▸ **AIM OF THE TASK**:
Scan the records and identify every line in which the string "Викторовна" occurs, then return those lines.

▸ **SUPPLIED RECORDS**:
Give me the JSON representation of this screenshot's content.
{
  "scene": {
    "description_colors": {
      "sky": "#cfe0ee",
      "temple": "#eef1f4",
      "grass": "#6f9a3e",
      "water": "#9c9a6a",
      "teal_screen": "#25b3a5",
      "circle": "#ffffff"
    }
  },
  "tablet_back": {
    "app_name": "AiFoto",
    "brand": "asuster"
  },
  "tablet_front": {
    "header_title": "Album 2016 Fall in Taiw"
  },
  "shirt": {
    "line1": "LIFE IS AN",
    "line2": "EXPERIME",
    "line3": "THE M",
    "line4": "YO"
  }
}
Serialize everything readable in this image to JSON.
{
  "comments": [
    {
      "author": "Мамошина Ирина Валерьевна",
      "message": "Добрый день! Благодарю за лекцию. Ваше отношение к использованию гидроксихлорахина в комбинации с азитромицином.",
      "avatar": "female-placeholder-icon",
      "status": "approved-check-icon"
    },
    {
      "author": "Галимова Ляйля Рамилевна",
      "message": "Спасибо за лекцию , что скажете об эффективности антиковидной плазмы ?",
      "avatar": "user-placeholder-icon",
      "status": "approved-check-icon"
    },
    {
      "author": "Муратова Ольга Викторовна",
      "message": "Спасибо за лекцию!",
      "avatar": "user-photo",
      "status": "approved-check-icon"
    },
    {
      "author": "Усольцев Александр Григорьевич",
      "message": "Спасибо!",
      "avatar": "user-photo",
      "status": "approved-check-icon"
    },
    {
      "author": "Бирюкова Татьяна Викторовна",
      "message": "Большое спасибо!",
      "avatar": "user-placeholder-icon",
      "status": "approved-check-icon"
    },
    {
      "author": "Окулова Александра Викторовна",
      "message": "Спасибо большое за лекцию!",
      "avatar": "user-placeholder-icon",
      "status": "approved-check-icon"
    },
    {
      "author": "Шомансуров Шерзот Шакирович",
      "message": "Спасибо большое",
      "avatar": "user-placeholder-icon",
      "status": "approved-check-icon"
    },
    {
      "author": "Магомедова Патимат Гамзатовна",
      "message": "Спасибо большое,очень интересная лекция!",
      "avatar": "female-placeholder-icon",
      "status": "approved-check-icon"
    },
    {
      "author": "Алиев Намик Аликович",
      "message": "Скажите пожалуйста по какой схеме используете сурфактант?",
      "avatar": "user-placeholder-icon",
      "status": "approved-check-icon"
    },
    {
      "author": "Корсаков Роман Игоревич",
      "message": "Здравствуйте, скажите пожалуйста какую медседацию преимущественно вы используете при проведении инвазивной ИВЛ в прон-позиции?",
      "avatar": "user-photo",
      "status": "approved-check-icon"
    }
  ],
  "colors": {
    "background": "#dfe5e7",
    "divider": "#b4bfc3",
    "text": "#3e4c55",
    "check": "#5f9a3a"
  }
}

▸ **ANSWER SPACE**:
      "author": "Муратова Ольга Викторовна",
      "author": "Бирюкова Татьяна Викторовна",
      "author": "Окулова Александра Викторовна",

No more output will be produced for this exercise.